If a single HIV particle is the setting for van Engelenburg’s research story, the two main characters are the molecules “Gag” and “Envelope.” Understanding and disrupting the clandestine meeting of these two molecules, says van Engelenburg, may be a crucial tool in stopping the virus’ spread.
“Gag is the structural molecule for the virus. It binds and packages the genome, which is the blueprint to pass on to the next cell,” he explains. “The other core component is Envelope. You can think of Envelope as being like a virus’ key to enter into the next cell … so it’s ferrying the genome to the next susceptible cell.” Without this meeting of Gag and Envelope, HIV cannot spread from one cell to the next.
But figuring out why that is and how to prevent that meeting are questions that remain unsolved. “It’s basically like a whodunit murder mystery: who, what, when, where, how and why,” van Engelenburg says. “With the tools we have developed, we are able to track single molecules of envelope, and we are able to image single virus assembly sites on the surface of infected cells. With this ability to interrogate what we call the spatiotemporal dynamics, essentially the ‘when’ and the ‘where,’ we are now quantitatively describing how and when Envelope and Gag find each other.”
In doing so, van Engelenburg plans to develop a set of rules that illuminate the functions of even the tiniest segments of the virus. “We are now going back in and mutating the virus by just taking out little pieces of the region where we think these two proteins might be interacting and asking whether this prevents Envelope and Gag from finding each other,” he says.
To make headway on this problem, van Engelenburg has developed his own microscopes, capable of taking on highly specific functions tailored to his research. “A fundamental theme of my laboratory is that we start with a biological question, and then we develop the technology to answer it,” he says. “My philosophy for science has always been that I want to be able to measure things that no one else can measure.”
For example, when van Engelenburg and his team wanted to measure the displacement of a molecule, they needed a microscope capable of capturing rapid, minute movements. So, he started with a camera capable of running at 100 frames per second — three times the rate at which your television displays images — ensuring that not a single hop of the Envelope molecule would be missed.
In total, van Engelenburg has built three microscopes in his lab, carefully devising models on the computer, ordering parts, bolting components together and making adjustments through trial and error. It’s a process he honed during his postdoctoral work at NIH, where he worked under revered biologist Jennifer Lippincott-Schwartz. She helped develop imaging technology alongside physicists who won the Nobel Prize in Chemistry in 2014, instilling an understanding of the importance of cross-disciplinary work in van Engelenburg.

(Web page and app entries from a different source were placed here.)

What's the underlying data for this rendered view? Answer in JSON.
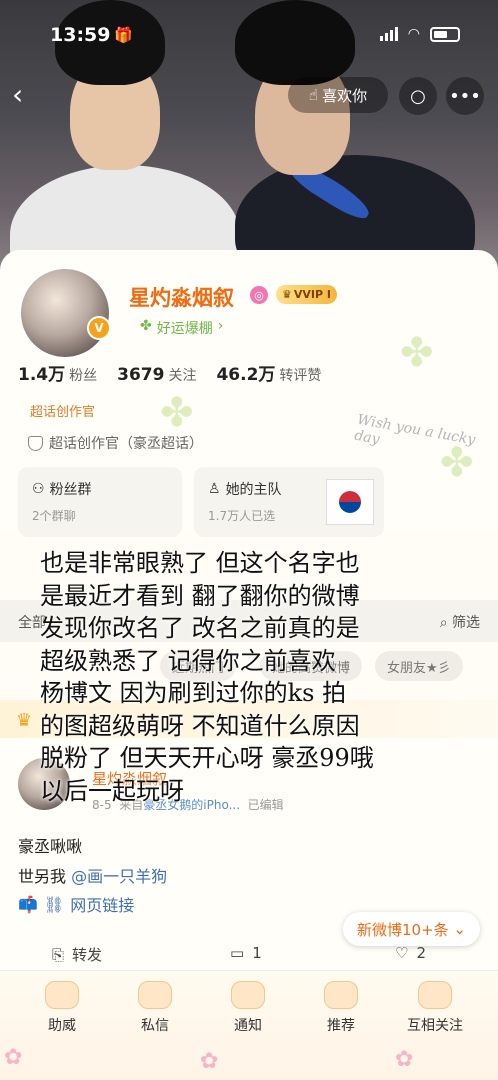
{
  "status": {
    "time": "13:59"
  },
  "nav": {
    "like_label": "喜欢你"
  },
  "profile": {
    "name": "星灼淼烟叙",
    "vip": "VVIP I",
    "subtitle": "好运爆棚",
    "stats": [
      {
        "value": "1.4万",
        "label": "粉丝"
      },
      {
        "value": "3679",
        "label": "关注"
      },
      {
        "value": "46.2万",
        "label": "转评赞"
      }
    ],
    "chaohua_title": "超话创作官",
    "chaohua_line": "超话创作官（豪丞超话）",
    "cards": [
      {
        "title": "粉丝群",
        "sub": "2个群聊"
      },
      {
        "title": "她的主队",
        "sub": "1.7万人已选"
      }
    ],
    "bg_text": "Wish you a lucky day"
  },
  "tabs": {
    "all": "全部",
    "filter": "筛选"
  },
  "chips": [
    "近期热门",
    "她的高赞微博",
    "女朋友★彡"
  ],
  "overlay_lines": [
    "也是非常眼熟了 但这个名字也",
    "是最近才看到 翻了翻你的微博",
    "发现你改名了 改名之前真的是",
    "超级熟悉了 记得你之前喜欢",
    "杨博文 因为刷到过你的ks 拍",
    "的图超级萌呀 不知道什么原因",
    "脱粉了 但天天开心呀 豪丞99哦",
    "以后一起玩呀"
  ],
  "post": {
    "author": "星灼淼烟叙",
    "date": "8-5",
    "from_prefix": "来自",
    "source": "豪丞女鹅的iPho...",
    "edited": "已编辑",
    "text1": "豪丞啾啾",
    "text2_prefix": "世另我",
    "mention": "@画一只羊狗",
    "link": "网页链接",
    "new_posts": "新微博10+条",
    "repost": "转发",
    "comments": "1",
    "likes": "2"
  },
  "bottom_tabs": [
    "助威",
    "私信",
    "通知",
    "推荐",
    "互相关注"
  ]
}
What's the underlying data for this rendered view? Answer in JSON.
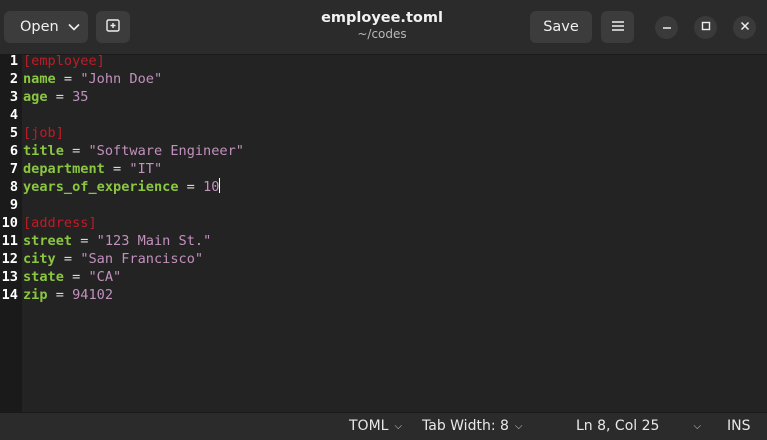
{
  "header": {
    "open_label": "Open",
    "title": "employee.toml",
    "subtitle": "~/codes",
    "save_label": "Save"
  },
  "icons": {
    "open_menu": "chevron-down-icon",
    "new_tab": "new-tab-icon",
    "menu": "hamburger-icon",
    "minimize": "minimize-icon",
    "maximize": "maximize-icon",
    "close": "close-icon"
  },
  "colors": {
    "section": "#c01c28",
    "key": "#8ac73f",
    "string": "#c291be",
    "background": "#232323"
  },
  "editor": {
    "lines": [
      {
        "num": "1",
        "section": "[employee]"
      },
      {
        "num": "2",
        "key": "name",
        "op": " = ",
        "value": "\"John Doe\"",
        "vtype": "str"
      },
      {
        "num": "3",
        "key": "age",
        "op": " = ",
        "value": "35",
        "vtype": "num"
      },
      {
        "num": "4"
      },
      {
        "num": "5",
        "section": "[job]"
      },
      {
        "num": "6",
        "key": "title",
        "op": " = ",
        "value": "\"Software Engineer\"",
        "vtype": "str"
      },
      {
        "num": "7",
        "key": "department",
        "op": " = ",
        "value": "\"IT\"",
        "vtype": "str"
      },
      {
        "num": "8",
        "key": "years_of_experience",
        "op": " = ",
        "value": "10",
        "vtype": "num",
        "cursor": true
      },
      {
        "num": "9"
      },
      {
        "num": "10",
        "section": "[address]"
      },
      {
        "num": "11",
        "key": "street",
        "op": " = ",
        "value": "\"123 Main St.\"",
        "vtype": "str"
      },
      {
        "num": "12",
        "key": "city",
        "op": " = ",
        "value": "\"San Francisco\"",
        "vtype": "str"
      },
      {
        "num": "13",
        "key": "state",
        "op": " = ",
        "value": "\"CA\"",
        "vtype": "str"
      },
      {
        "num": "14",
        "key": "zip",
        "op": " = ",
        "value": "94102",
        "vtype": "num"
      }
    ]
  },
  "statusbar": {
    "language": "TOML",
    "tab_width": "Tab Width: 8",
    "position": "Ln 8, Col 25",
    "mode": "INS"
  }
}
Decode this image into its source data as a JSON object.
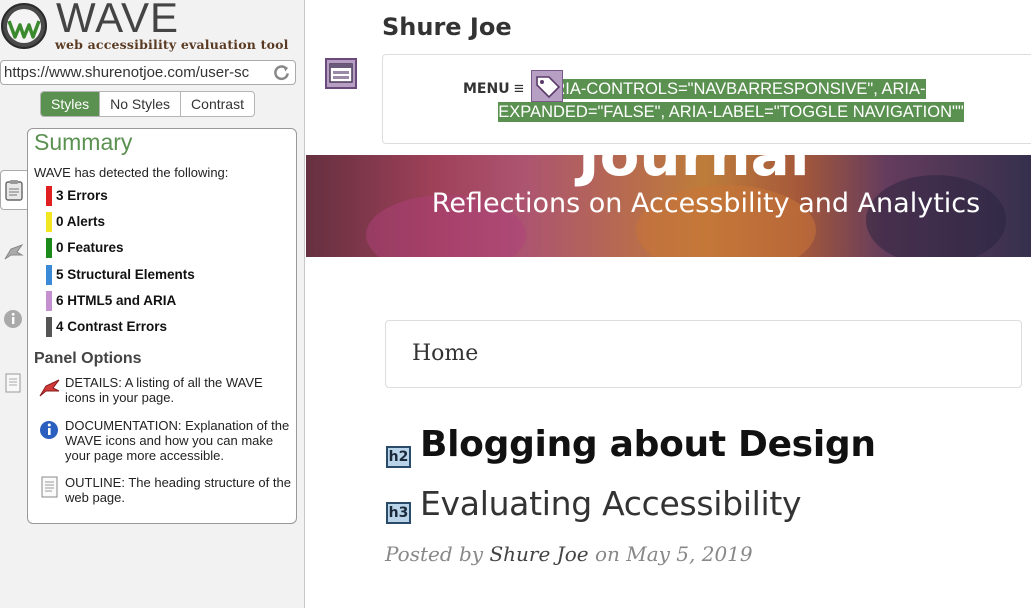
{
  "wave": {
    "logo_text": "WAVE",
    "tagline": "web accessibility evaluation tool",
    "url": "https://www.shurenotjoe.com/user-sc",
    "view_tabs": [
      {
        "label": "Styles",
        "active": true
      },
      {
        "label": "No Styles",
        "active": false
      },
      {
        "label": "Contrast",
        "active": false
      }
    ],
    "summary": {
      "title": "Summary",
      "intro": "WAVE has detected the following:",
      "rows": [
        {
          "label": "3 Errors",
          "color": "#e02020"
        },
        {
          "label": "0 Alerts",
          "color": "#f2e620"
        },
        {
          "label": "0 Features",
          "color": "#1a8a1a"
        },
        {
          "label": "5 Structural Elements",
          "color": "#3a8ad8"
        },
        {
          "label": "6 HTML5 and ARIA",
          "color": "#c590d0"
        },
        {
          "label": "4 Contrast Errors",
          "color": "#555555"
        }
      ],
      "panel_options_title": "Panel Options",
      "options": [
        {
          "icon": "flag-icon",
          "text": "DETAILS: A listing of all the WAVE icons in your page."
        },
        {
          "icon": "info-icon",
          "text": "DOCUMENTATION: Explanation of the WAVE icons and how you can make your page more accessible."
        },
        {
          "icon": "document-icon",
          "text": "OUTLINE: The heading structure of the web page."
        }
      ]
    }
  },
  "page": {
    "site_title": "Shure Joe",
    "menu_label": "MENU",
    "menu_icon": "≡",
    "aria_annotation": "\"ARIA-CONTROLS=\"NAVBARRESPONSIVE\", ARIA-EXPANDED=\"FALSE\", ARIA-LABEL=\"TOGGLE NAVIGATION\"\"",
    "hero_partial_title": "Journal",
    "hero_tagline": "Reflections on Accessbility and Analytics",
    "breadcrumb": "Home",
    "h2_badge": "h2",
    "h2": "Blogging about Design",
    "h3_badge": "h3",
    "h3": "Evaluating Accessibility",
    "posted_prefix": "Posted by",
    "author": "Shure Joe",
    "posted_on": "on",
    "date": "May 5, 2019"
  },
  "colors": {
    "wave_green": "#5b9150",
    "aria_purple": "#b79fc4"
  }
}
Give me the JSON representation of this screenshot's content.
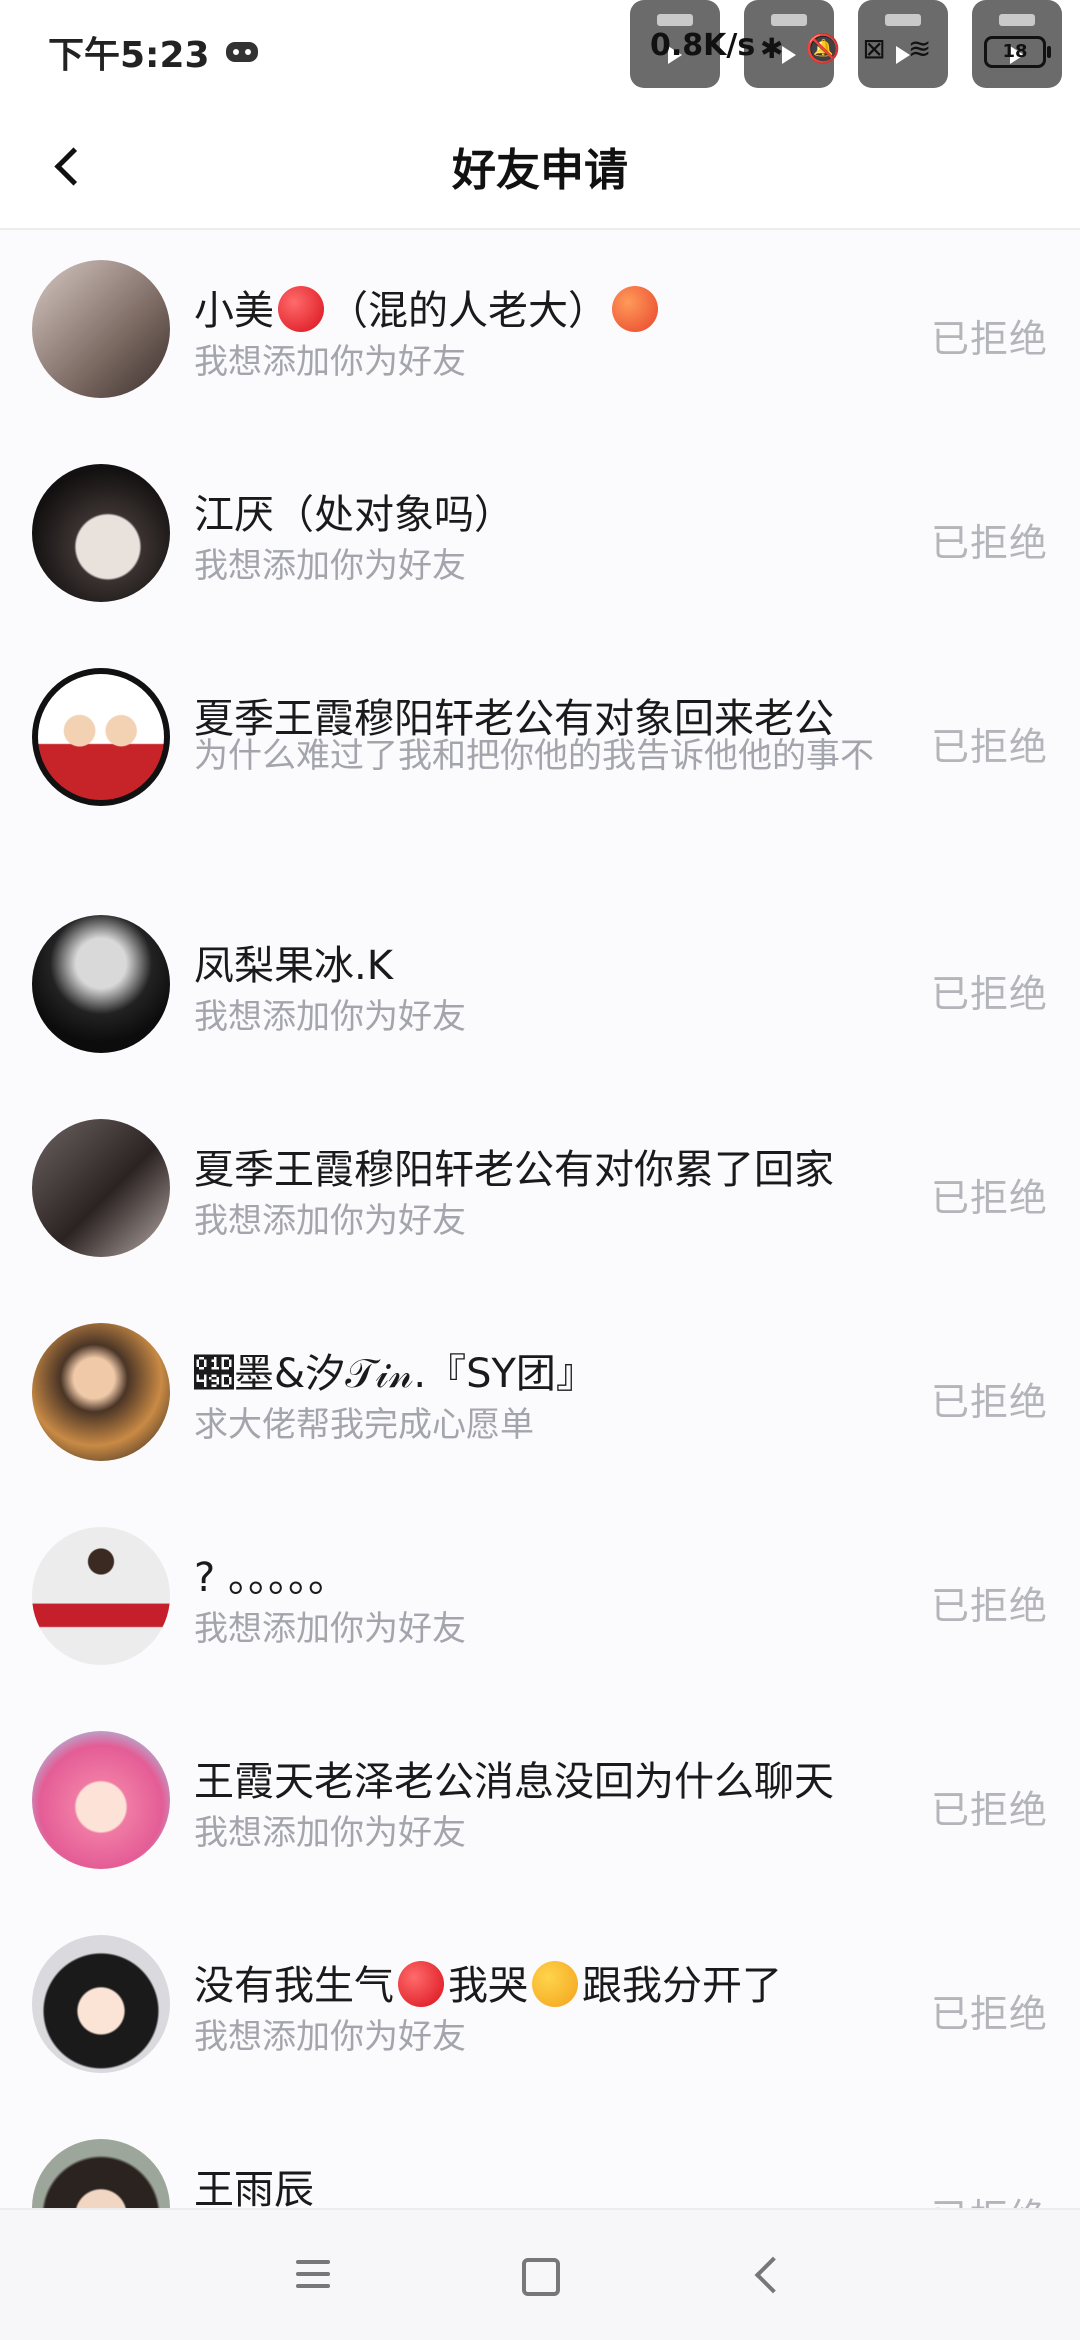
{
  "status_bar": {
    "time": "下午5:23",
    "net_speed": "0.8K/s",
    "battery": "18",
    "icons": [
      "game-controller-icon",
      "bluetooth-icon",
      "bell-off-icon",
      "sim-off-icon",
      "wifi-icon",
      "battery-icon"
    ]
  },
  "header": {
    "title": "好友申请"
  },
  "requests": [
    {
      "name_before": "小美",
      "name_middle": "（混的人老大）",
      "name_after": "",
      "message": "我想添加你为好友",
      "status": "已拒绝"
    },
    {
      "name": "江厌（处对象吗）",
      "message": "我想添加你为好友",
      "status": "已拒绝"
    },
    {
      "name": "夏季王霞穆阳轩老公有对象回来老公",
      "message": "为什么难过了我和把你他的我告诉他他的事不",
      "status": "已拒绝"
    },
    {
      "name": "凤梨果冰.K",
      "message": "我想添加你为好友",
      "status": "已拒绝"
    },
    {
      "name": "夏季王霞穆阳轩老公有对你累了回家",
      "message": "我想添加你为好友",
      "status": "已拒绝"
    },
    {
      "name": "𝒝墨&汐𝒯𝒾𝓃.『SY团』",
      "message": "求大佬帮我完成心愿单",
      "status": "已拒绝"
    },
    {
      "name": "? 。。。。。",
      "message": "我想添加你为好友",
      "status": "已拒绝"
    },
    {
      "name": "王霞天老泽老公消息没回为什么聊天",
      "message": "我想添加你为好友",
      "status": "已拒绝"
    },
    {
      "name_before": "没有我生气",
      "name_middle": "我哭",
      "name_after": "跟我分开了",
      "message": "我想添加你为好友",
      "status": "已拒绝"
    },
    {
      "name": "王雨辰",
      "message": "",
      "status": "已拒绝"
    }
  ],
  "colors": {
    "status_gray": "#b4b4bb",
    "message_gray": "#a4a4ad",
    "title_black": "#111111"
  }
}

“I’m training my graduate students to be very interdisciplinary,” he says. “Modern problems in health and disease can’t be tackled by just one discipline anymore. We have to leverage the strengths of a lot of disciplines. What I work to do is to teach them a lot about cell biology, a lot about virology and a lot about microscope principles.”
Although van Engelenburg’s research doesn’t specifically aim to develop a cure for HIV, it could demystify especially tricky aspects of the virus and of similar viruses. Once drug makers understand the specifics of the Envelope-Gag partnership, Engelenburg explains, they could target that interaction and stop the virus before it can devastate.
“I always saw HIV as being a grand challenge,” van Engelenburg says. “It’s persisted for so long, and we are usually so good at stopping these things. … I really strongly believe that if we can understand how assembly occurs, we can potentially find an Achilles’ heel of sorts to jam up this very intricate process."